» **Your goal**
Copy each of the following entries back without change.

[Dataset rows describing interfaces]
####

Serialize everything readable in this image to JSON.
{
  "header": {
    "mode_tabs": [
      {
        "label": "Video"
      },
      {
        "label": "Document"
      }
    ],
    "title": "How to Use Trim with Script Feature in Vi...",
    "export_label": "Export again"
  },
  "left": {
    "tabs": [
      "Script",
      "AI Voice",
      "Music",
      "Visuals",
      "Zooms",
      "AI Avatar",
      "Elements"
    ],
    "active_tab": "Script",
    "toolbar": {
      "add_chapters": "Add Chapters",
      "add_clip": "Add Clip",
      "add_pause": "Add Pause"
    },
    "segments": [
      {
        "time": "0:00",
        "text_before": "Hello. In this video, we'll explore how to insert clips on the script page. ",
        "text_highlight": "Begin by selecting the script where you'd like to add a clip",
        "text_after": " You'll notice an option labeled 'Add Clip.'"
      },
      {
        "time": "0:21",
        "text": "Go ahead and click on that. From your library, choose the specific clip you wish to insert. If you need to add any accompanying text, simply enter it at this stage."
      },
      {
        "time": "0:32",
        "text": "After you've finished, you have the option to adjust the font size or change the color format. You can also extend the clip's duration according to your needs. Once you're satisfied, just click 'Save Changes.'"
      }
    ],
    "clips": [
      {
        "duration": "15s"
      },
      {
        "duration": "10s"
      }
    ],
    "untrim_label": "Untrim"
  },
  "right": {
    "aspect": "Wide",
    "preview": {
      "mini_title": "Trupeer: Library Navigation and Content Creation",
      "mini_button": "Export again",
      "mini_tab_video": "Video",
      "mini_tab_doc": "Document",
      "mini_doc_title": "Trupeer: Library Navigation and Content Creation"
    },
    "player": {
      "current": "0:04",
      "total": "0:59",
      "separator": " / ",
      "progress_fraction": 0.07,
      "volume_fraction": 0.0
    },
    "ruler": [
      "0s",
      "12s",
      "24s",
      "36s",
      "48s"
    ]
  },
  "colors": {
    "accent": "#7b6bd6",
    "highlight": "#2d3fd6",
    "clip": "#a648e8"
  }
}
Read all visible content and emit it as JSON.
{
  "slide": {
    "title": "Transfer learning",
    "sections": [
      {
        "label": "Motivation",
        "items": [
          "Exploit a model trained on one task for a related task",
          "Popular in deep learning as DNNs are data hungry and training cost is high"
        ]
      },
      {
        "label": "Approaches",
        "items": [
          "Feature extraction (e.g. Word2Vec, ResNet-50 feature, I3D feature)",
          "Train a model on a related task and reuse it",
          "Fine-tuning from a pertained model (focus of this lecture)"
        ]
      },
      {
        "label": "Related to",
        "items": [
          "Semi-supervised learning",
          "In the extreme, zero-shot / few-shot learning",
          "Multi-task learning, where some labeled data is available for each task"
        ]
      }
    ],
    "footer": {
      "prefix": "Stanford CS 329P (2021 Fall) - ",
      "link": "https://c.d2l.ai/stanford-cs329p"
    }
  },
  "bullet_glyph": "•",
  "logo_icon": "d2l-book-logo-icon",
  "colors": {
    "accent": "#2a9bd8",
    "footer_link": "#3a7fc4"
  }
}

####

» **Exercise answer**
Serialize everything readable in this image to JSON.
{
  "header": {
    "mode_tabs": [
      {
        "label": "Video"
      },
      {
        "label": "Document"
      }
    ],
    "title": "How to Use Trim with Script Feature in Vi...",
    "export_label": "Export again"
  },
  "left": {
    "tabs": [
      "Script",
      "AI Voice",
      "Music",
      "Visuals",
      "Zooms",
      "AI Avatar",
      "Elements"
    ],
    "active_tab": "Script",
    "toolbar": {
      "add_chapters": "Add Chapters",
      "add_clip": "Add Clip",
      "add_pause": "Add Pause"
    },
    "segments": [
      {
        "time": "0:00",
        "text_before": "Hello. In this video, we'll explore how to insert clips on the script page. ",
        "text_highlight": "Begin by selecting the script where you'd like to add a clip",
        "text_after": " You'll notice an option labeled 'Add Clip.'"
      },
      {
        "time": "0:21",
        "text": "Go ahead and click on that. From your library, choose the specific clip you wish to insert. If you need to add any accompanying text, simply enter it at this stage."
      },
      {
        "time": "0:32",
        "text": "After you've finished, you have the option to adjust the font size or change the color format. You can also extend the clip's duration according to your needs. Once you're satisfied, just click 'Save Changes.'"
      }
    ],
    "clips": [
      {
        "duration": "15s"
      },
      {
        "duration": "10s"
      }
    ],
    "untrim_label": "Untrim"
  },
  "right": {
    "aspect": "Wide",
    "preview": {
      "mini_title": "Trupeer: Library Navigation and Content Creation",
      "mini_button": "Export again",
      "mini_tab_video": "Video",
      "mini_tab_doc": "Document",
      "mini_doc_title": "Trupeer: Library Navigation and Content Creation"
    },
    "player": {
      "current": "0:04",
      "total": "0:59",
      "separator": " / ",
      "progress_fraction": 0.07,
      "volume_fraction": 0.0
    },
    "ruler": [
      "0s",
      "12s",
      "24s",
      "36s",
      "48s"
    ]
  },
  "colors": {
    "accent": "#7b6bd6",
    "highlight": "#2d3fd6",
    "clip": "#a648e8"
  }
}
Read all visible content and emit it as JSON.
{
  "slide": {
    "title": "Transfer learning",
    "sections": [
      {
        "label": "Motivation",
        "items": [
          "Exploit a model trained on one task for a related task",
          "Popular in deep learning as DNNs are data hungry and training cost is high"
        ]
      },
      {
        "label": "Approaches",
        "items": [
          "Feature extraction (e.g. Word2Vec, ResNet-50 feature, I3D feature)",
          "Train a model on a related task and reuse it",
          "Fine-tuning from a pertained model (focus of this lecture)"
        ]
      },
      {
        "label": "Related to",
        "items": [
          "Semi-supervised learning",
          "In the extreme, zero-shot / few-shot learning",
          "Multi-task learning, where some labeled data is available for each task"
        ]
      }
    ],
    "footer": {
      "prefix": "Stanford CS 329P (2021 Fall) - ",
      "link": "https://c.d2l.ai/stanford-cs329p"
    }
  },
  "bullet_glyph": "•",
  "logo_icon": "d2l-book-logo-icon",
  "colors": {
    "accent": "#2a9bd8",
    "footer_link": "#3a7fc4"
  }
}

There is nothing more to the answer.